Anyway, as I said, my funeral has been long planned – all of my close friends and family know what I want, I tell them regularly. The epitaph was a nice follow on from that thought – ideas that I had already toyed with – what I feel I am compared with what I want to be. I have to say that after the many years of therapy I have been in, I don’t feel too incongruent with what I want to be. Of course, I have more I want to achieve – this course would be nice, for starters! I think that the main difference of note between them is the element of ‘fear’ – there are still fears that I have, and such I still don’t feel free to fully pursue the life I want to. But I am getting better at confronting them. Recently I have felt a huge shift within me, I think I have noticeably taken a step closer to being the person I want to be – maybe it is the feeling as the end of the course approaches, or maybe it is the fact that I have been on new ‘mind meds’, and that these ones actually seem to suit me quite well!

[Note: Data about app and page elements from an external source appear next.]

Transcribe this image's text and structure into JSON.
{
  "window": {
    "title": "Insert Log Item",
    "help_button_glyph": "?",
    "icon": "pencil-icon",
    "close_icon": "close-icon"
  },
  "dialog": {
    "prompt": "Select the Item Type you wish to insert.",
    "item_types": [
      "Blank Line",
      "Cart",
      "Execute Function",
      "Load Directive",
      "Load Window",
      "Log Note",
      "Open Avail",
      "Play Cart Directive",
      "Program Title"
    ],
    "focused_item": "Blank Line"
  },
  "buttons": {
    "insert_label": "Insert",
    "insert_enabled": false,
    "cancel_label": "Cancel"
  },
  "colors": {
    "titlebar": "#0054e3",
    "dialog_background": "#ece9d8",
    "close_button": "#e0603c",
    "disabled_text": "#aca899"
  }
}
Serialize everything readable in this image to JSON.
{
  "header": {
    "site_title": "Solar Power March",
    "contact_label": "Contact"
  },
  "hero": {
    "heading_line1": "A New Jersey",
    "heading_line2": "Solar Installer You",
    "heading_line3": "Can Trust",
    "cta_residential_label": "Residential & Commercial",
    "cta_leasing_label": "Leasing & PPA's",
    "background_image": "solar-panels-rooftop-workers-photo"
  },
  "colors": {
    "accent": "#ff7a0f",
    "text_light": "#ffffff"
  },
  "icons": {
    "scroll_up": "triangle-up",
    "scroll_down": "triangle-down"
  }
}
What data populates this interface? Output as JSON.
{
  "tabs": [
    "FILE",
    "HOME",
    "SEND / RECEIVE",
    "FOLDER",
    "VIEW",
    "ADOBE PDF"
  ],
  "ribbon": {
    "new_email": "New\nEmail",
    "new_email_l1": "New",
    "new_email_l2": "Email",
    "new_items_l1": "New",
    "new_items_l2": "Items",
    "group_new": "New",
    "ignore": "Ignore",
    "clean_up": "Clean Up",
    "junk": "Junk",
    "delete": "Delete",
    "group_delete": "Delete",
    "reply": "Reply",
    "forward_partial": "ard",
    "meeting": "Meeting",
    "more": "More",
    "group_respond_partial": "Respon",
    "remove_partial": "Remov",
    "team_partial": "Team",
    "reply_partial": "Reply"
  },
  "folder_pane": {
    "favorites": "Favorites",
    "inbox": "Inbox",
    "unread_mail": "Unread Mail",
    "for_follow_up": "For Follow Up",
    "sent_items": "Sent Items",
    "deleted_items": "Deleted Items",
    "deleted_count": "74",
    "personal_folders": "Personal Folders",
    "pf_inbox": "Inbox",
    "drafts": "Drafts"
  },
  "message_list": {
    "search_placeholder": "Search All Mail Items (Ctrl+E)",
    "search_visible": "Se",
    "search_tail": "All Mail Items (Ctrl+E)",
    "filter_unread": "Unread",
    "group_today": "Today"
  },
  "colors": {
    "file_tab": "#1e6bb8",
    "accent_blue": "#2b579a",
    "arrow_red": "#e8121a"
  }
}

The recognition of the emotional journey that I feel i have gone on, the questions that I have asked myself, I think do undoubtedly affect my style within the counselling relationship. Although I have been working from a ‘person centred’ orientation, I feel that the congruence required of the counsellor in this ‘school’ is very much in an ‘existential’ style, and that I do already include my perception of these issues in my style in the counselling room. Likewise, the freedom offered within this approach, the humanistic foundation of considering the client as whole and their experiences, what meaning or lack thereof do they gain from that, the autonomy that both the client and counsellor are aiming for – these correlate with the existential counselling values completely, to me.
Skills practise in the afternoon; being aware that I was using these principles as a place to come from, made me realize that actually this was completely natural to me – this is what I already do. It was a natural, flowing session, like any that I would have with a regular client within my placement. So, well – there I have it – I guess I could describe myself as an existential counsellor, but actually, one of the things that my ‘existential’ approach to myself has taught me is that I don’t like labels particularly, certainly not on myself – so I will hold off on trying to pigeon-hole myself for a while longer yet…
- Existential Depression in Gifted Individuals (danielmiessler.com)
- How to Manage Your Existential Dread in Light of, Oh, Everything (jezebel.com)